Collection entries
________________________

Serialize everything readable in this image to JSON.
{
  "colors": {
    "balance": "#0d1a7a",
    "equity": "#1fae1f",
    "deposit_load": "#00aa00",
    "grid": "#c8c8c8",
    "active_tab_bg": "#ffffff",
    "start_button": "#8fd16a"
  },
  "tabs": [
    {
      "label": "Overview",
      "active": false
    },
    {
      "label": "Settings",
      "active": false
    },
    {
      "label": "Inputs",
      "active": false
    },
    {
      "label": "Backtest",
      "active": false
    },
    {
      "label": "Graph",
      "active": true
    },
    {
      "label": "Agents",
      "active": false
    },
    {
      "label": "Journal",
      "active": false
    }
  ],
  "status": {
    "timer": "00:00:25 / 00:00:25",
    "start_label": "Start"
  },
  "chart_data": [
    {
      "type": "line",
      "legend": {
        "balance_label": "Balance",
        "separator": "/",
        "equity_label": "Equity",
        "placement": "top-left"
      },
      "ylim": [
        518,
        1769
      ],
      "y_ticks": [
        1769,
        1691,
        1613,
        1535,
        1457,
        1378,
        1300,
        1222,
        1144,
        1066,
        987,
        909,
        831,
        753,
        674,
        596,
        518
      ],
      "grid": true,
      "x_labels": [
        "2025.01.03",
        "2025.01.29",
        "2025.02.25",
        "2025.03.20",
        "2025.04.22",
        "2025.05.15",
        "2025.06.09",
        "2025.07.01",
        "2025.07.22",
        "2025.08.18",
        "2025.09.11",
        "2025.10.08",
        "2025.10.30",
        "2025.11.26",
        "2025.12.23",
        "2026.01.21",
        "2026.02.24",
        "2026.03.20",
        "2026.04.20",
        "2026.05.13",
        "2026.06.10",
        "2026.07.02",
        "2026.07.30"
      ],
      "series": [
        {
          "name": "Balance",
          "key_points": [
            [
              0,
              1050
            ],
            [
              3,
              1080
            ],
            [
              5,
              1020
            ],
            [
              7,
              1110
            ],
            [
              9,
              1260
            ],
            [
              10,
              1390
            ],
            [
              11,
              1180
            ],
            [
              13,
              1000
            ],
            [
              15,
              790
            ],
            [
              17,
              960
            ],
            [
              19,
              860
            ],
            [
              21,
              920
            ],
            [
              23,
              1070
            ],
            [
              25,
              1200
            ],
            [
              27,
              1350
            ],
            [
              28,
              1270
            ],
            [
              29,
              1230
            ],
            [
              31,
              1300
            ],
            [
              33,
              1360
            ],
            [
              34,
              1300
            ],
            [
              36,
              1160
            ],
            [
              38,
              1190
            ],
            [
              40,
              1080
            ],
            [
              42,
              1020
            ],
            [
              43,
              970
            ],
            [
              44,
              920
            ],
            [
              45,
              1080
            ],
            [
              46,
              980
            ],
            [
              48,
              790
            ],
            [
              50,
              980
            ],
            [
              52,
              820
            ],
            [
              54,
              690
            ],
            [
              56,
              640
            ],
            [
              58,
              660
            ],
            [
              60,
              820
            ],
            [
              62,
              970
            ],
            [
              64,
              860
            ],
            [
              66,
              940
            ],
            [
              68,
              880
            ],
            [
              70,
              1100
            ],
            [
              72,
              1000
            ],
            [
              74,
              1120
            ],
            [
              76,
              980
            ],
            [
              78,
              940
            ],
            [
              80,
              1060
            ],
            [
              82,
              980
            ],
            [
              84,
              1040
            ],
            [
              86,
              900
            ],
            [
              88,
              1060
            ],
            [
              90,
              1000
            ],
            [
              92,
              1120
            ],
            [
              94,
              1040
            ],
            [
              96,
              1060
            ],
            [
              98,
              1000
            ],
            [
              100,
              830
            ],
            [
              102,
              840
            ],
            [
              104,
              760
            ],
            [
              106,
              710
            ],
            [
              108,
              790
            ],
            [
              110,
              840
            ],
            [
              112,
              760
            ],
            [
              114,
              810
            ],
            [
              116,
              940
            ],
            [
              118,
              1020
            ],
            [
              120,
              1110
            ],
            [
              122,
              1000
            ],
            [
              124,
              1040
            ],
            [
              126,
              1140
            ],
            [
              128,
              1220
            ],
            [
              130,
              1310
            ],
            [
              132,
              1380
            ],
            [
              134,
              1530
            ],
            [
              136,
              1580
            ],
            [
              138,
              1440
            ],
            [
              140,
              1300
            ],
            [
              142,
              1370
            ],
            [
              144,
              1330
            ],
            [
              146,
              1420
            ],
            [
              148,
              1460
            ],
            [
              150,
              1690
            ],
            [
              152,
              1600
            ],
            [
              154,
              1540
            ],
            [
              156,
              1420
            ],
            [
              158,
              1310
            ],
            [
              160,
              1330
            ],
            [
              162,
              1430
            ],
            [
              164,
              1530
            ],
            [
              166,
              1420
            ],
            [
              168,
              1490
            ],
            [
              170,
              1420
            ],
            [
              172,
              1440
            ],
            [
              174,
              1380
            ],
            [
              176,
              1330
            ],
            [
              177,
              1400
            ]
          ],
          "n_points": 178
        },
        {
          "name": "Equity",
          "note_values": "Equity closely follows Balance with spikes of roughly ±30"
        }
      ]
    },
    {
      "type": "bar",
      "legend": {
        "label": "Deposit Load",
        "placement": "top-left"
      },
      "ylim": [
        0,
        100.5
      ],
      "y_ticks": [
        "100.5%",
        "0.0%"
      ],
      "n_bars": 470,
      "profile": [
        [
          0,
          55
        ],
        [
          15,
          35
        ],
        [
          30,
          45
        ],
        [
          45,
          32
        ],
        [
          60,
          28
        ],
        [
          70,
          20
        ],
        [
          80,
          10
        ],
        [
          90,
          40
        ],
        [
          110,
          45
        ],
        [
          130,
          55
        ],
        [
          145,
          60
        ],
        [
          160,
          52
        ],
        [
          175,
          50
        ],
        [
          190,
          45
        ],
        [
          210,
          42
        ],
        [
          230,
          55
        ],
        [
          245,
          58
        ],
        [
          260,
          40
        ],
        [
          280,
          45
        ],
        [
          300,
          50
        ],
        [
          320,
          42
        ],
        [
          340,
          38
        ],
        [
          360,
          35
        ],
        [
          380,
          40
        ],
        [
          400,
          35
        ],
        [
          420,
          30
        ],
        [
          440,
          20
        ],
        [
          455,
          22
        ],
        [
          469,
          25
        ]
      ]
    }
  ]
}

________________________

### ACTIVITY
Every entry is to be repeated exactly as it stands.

### ANSWER TO THIS EXERCISE
Serialize everything readable in this image to JSON.
{
  "colors": {
    "balance": "#0d1a7a",
    "equity": "#1fae1f",
    "deposit_load": "#00aa00",
    "grid": "#c8c8c8",
    "active_tab_bg": "#ffffff",
    "start_button": "#8fd16a"
  },
  "tabs": [
    {
      "label": "Overview",
      "active": false
    },
    {
      "label": "Settings",
      "active": false
    },
    {
      "label": "Inputs",
      "active": false
    },
    {
      "label": "Backtest",
      "active": false
    },
    {
      "label": "Graph",
      "active": true
    },
    {
      "label": "Agents",
      "active": false
    },
    {
      "label": "Journal",
      "active": false
    }
  ],
  "status": {
    "timer": "00:00:25 / 00:00:25",
    "start_label": "Start"
  },
  "chart_data": [
    {
      "type": "line",
      "legend": {
        "balance_label": "Balance",
        "separator": "/",
        "equity_label": "Equity",
        "placement": "top-left"
      },
      "ylim": [
        518,
        1769
      ],
      "y_ticks": [
        1769,
        1691,
        1613,
        1535,
        1457,
        1378,
        1300,
        1222,
        1144,
        1066,
        987,
        909,
        831,
        753,
        674,
        596,
        518
      ],
      "grid": true,
      "x_labels": [
        "2025.01.03",
        "2025.01.29",
        "2025.02.25",
        "2025.03.20",
        "2025.04.22",
        "2025.05.15",
        "2025.06.09",
        "2025.07.01",
        "2025.07.22",
        "2025.08.18",
        "2025.09.11",
        "2025.10.08",
        "2025.10.30",
        "2025.11.26",
        "2025.12.23",
        "2026.01.21",
        "2026.02.24",
        "2026.03.20",
        "2026.04.20",
        "2026.05.13",
        "2026.06.10",
        "2026.07.02",
        "2026.07.30"
      ],
      "series": [
        {
          "name": "Balance",
          "key_points": [
            [
              0,
              1050
            ],
            [
              3,
              1080
            ],
            [
              5,
              1020
            ],
            [
              7,
              1110
            ],
            [
              9,
              1260
            ],
            [
              10,
              1390
            ],
            [
              11,
              1180
            ],
            [
              13,
              1000
            ],
            [
              15,
              790
            ],
            [
              17,
              960
            ],
            [
              19,
              860
            ],
            [
              21,
              920
            ],
            [
              23,
              1070
            ],
            [
              25,
              1200
            ],
            [
              27,
              1350
            ],
            [
              28,
              1270
            ],
            [
              29,
              1230
            ],
            [
              31,
              1300
            ],
            [
              33,
              1360
            ],
            [
              34,
              1300
            ],
            [
              36,
              1160
            ],
            [
              38,
              1190
            ],
            [
              40,
              1080
            ],
            [
              42,
              1020
            ],
            [
              43,
              970
            ],
            [
              44,
              920
            ],
            [
              45,
              1080
            ],
            [
              46,
              980
            ],
            [
              48,
              790
            ],
            [
              50,
              980
            ],
            [
              52,
              820
            ],
            [
              54,
              690
            ],
            [
              56,
              640
            ],
            [
              58,
              660
            ],
            [
              60,
              820
            ],
            [
              62,
              970
            ],
            [
              64,
              860
            ],
            [
              66,
              940
            ],
            [
              68,
              880
            ],
            [
              70,
              1100
            ],
            [
              72,
              1000
            ],
            [
              74,
              1120
            ],
            [
              76,
              980
            ],
            [
              78,
              940
            ],
            [
              80,
              1060
            ],
            [
              82,
              980
            ],
            [
              84,
              1040
            ],
            [
              86,
              900
            ],
            [
              88,
              1060
            ],
            [
              90,
              1000
            ],
            [
              92,
              1120
            ],
            [
              94,
              1040
            ],
            [
              96,
              1060
            ],
            [
              98,
              1000
            ],
            [
              100,
              830
            ],
            [
              102,
              840
            ],
            [
              104,
              760
            ],
            [
              106,
              710
            ],
            [
              108,
              790
            ],
            [
              110,
              840
            ],
            [
              112,
              760
            ],
            [
              114,
              810
            ],
            [
              116,
              940
            ],
            [
              118,
              1020
            ],
            [
              120,
              1110
            ],
            [
              122,
              1000
            ],
            [
              124,
              1040
            ],
            [
              126,
              1140
            ],
            [
              128,
              1220
            ],
            [
              130,
              1310
            ],
            [
              132,
              1380
            ],
            [
              134,
              1530
            ],
            [
              136,
              1580
            ],
            [
              138,
              1440
            ],
            [
              140,
              1300
            ],
            [
              142,
              1370
            ],
            [
              144,
              1330
            ],
            [
              146,
              1420
            ],
            [
              148,
              1460
            ],
            [
              150,
              1690
            ],
            [
              152,
              1600
            ],
            [
              154,
              1540
            ],
            [
              156,
              1420
            ],
            [
              158,
              1310
            ],
            [
              160,
              1330
            ],
            [
              162,
              1430
            ],
            [
              164,
              1530
            ],
            [
              166,
              1420
            ],
            [
              168,
              1490
            ],
            [
              170,
              1420
            ],
            [
              172,
              1440
            ],
            [
              174,
              1380
            ],
            [
              176,
              1330
            ],
            [
              177,
              1400
            ]
          ],
          "n_points": 178
        },
        {
          "name": "Equity",
          "note_values": "Equity closely follows Balance with spikes of roughly ±30"
        }
      ]
    },
    {
      "type": "bar",
      "legend": {
        "label": "Deposit Load",
        "placement": "top-left"
      },
      "ylim": [
        0,
        100.5
      ],
      "y_ticks": [
        "100.5%",
        "0.0%"
      ],
      "n_bars": 470,
      "profile": [
        [
          0,
          55
        ],
        [
          15,
          35
        ],
        [
          30,
          45
        ],
        [
          45,
          32
        ],
        [
          60,
          28
        ],
        [
          70,
          20
        ],
        [
          80,
          10
        ],
        [
          90,
          40
        ],
        [
          110,
          45
        ],
        [
          130,
          55
        ],
        [
          145,
          60
        ],
        [
          160,
          52
        ],
        [
          175,
          50
        ],
        [
          190,
          45
        ],
        [
          210,
          42
        ],
        [
          230,
          55
        ],
        [
          245,
          58
        ],
        [
          260,
          40
        ],
        [
          280,
          45
        ],
        [
          300,
          50
        ],
        [
          320,
          42
        ],
        [
          340,
          38
        ],
        [
          360,
          35
        ],
        [
          380,
          40
        ],
        [
          400,
          35
        ],
        [
          420,
          30
        ],
        [
          440,
          20
        ],
        [
          455,
          22
        ],
        [
          469,
          25
        ]
      ]
    }
  ]
}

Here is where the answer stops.